BEGIN THE DATA

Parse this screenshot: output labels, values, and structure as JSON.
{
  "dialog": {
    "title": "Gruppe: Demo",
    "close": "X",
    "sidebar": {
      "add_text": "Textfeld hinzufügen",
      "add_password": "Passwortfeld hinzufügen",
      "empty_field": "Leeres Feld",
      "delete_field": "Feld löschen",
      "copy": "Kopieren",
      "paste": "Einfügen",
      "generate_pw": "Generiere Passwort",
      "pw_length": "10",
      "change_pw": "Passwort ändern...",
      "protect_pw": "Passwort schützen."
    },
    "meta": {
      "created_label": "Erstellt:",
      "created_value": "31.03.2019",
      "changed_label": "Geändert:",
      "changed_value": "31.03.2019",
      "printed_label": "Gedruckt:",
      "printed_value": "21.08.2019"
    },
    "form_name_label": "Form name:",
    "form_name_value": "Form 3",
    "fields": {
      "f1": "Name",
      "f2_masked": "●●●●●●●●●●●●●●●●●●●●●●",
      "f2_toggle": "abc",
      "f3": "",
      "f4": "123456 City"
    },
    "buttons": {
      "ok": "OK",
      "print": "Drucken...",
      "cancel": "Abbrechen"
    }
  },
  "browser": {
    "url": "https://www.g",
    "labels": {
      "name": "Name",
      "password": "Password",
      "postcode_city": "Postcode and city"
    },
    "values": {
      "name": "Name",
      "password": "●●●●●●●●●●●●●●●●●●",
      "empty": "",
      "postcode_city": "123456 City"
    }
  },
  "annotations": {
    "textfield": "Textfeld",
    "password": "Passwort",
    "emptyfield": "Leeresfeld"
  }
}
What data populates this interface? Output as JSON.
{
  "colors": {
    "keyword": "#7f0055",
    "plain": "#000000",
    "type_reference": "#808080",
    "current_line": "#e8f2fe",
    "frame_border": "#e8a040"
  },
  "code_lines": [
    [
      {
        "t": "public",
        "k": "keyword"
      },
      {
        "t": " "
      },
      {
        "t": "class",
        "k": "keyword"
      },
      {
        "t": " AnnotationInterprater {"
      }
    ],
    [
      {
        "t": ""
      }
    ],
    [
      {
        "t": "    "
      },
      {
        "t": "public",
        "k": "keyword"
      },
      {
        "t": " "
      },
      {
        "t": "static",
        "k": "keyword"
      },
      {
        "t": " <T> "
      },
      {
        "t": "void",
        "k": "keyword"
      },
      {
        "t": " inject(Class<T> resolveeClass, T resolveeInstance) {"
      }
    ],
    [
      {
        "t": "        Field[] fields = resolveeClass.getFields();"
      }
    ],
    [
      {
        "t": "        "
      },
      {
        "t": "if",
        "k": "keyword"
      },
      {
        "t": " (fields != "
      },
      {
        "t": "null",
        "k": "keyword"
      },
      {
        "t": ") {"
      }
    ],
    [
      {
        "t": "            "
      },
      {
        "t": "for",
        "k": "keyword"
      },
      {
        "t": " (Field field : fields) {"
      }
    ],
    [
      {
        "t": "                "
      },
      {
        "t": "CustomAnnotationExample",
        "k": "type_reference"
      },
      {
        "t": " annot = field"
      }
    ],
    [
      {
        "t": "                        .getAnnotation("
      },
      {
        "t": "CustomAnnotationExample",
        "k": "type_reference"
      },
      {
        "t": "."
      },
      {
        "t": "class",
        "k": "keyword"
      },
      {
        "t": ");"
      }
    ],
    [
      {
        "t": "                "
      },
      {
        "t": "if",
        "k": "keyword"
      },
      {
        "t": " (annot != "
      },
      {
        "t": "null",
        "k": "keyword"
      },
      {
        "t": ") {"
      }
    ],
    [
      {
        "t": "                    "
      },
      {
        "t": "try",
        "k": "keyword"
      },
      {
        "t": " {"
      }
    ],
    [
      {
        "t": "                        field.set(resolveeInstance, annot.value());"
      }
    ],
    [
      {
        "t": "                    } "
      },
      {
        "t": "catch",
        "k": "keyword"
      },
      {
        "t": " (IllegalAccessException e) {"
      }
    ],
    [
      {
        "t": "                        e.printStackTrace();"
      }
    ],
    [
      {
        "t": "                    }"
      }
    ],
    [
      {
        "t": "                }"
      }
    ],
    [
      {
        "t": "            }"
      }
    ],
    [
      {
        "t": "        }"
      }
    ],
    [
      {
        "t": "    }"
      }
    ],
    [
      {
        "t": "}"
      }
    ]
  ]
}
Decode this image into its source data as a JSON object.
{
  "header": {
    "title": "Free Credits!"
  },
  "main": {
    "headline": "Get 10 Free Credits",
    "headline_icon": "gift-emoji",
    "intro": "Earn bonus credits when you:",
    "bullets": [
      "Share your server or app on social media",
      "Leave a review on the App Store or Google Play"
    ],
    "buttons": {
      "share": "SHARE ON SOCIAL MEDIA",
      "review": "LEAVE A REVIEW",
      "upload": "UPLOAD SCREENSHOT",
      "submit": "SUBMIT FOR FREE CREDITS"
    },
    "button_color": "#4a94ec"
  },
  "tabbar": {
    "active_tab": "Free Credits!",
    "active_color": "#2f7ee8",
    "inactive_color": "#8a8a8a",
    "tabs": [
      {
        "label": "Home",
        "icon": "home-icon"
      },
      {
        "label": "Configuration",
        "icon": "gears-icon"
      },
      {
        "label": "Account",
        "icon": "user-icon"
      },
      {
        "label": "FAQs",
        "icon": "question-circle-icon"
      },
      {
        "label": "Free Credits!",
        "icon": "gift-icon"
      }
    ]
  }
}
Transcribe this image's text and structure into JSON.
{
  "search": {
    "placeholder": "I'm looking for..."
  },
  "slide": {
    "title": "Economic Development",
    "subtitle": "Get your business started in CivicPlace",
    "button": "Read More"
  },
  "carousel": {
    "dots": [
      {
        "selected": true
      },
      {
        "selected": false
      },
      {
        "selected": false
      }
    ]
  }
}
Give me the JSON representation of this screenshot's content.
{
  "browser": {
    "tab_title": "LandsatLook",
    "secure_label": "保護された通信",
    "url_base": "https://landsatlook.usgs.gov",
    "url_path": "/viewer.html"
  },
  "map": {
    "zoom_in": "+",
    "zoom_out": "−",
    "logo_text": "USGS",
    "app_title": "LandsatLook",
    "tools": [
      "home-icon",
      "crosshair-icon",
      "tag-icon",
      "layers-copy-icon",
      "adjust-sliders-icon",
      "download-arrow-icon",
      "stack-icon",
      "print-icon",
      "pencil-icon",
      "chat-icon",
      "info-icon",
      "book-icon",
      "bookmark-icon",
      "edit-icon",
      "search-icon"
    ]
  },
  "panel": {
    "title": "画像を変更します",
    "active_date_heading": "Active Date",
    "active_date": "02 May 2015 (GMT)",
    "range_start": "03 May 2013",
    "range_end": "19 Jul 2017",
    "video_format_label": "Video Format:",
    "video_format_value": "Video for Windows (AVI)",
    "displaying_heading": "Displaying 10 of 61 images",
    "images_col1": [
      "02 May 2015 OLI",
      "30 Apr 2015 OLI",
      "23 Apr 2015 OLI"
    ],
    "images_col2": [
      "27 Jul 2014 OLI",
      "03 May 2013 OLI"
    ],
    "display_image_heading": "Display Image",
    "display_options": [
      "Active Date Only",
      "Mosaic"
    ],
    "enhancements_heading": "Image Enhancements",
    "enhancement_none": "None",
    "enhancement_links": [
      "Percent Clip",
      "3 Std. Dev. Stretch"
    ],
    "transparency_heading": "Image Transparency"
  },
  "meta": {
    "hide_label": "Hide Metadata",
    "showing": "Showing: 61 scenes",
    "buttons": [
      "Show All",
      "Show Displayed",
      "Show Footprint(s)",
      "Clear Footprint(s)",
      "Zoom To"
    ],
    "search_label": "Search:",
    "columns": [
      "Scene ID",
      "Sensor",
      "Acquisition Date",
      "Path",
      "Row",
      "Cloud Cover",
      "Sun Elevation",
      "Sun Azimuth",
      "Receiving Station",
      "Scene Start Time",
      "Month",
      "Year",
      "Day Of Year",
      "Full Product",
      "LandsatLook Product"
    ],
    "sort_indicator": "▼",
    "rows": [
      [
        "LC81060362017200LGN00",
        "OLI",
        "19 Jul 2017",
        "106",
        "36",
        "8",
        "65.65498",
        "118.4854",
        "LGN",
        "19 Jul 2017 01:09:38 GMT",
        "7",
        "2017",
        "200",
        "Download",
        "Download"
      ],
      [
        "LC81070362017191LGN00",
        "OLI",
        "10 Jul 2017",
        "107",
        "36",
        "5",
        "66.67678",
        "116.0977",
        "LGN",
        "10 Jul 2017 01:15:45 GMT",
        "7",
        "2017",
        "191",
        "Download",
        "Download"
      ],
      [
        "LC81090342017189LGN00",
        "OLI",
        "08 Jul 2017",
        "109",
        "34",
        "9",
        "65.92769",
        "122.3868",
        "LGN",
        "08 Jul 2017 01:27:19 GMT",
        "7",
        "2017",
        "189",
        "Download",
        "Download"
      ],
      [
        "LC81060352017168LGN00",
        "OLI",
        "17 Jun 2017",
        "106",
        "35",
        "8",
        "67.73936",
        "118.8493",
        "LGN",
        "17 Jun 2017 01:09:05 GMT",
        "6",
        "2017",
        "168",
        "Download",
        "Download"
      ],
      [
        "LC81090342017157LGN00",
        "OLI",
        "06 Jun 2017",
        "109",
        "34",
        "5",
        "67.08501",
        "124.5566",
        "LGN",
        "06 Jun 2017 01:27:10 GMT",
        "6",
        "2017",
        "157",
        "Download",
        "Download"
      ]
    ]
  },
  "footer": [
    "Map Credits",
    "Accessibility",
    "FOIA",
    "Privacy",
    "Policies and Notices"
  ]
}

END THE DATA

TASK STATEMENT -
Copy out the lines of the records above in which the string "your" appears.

OUTPUT FOR THIS TASK -
      "Share your server or app on social media",
    "subtitle": "Get your business started in CivicPlace",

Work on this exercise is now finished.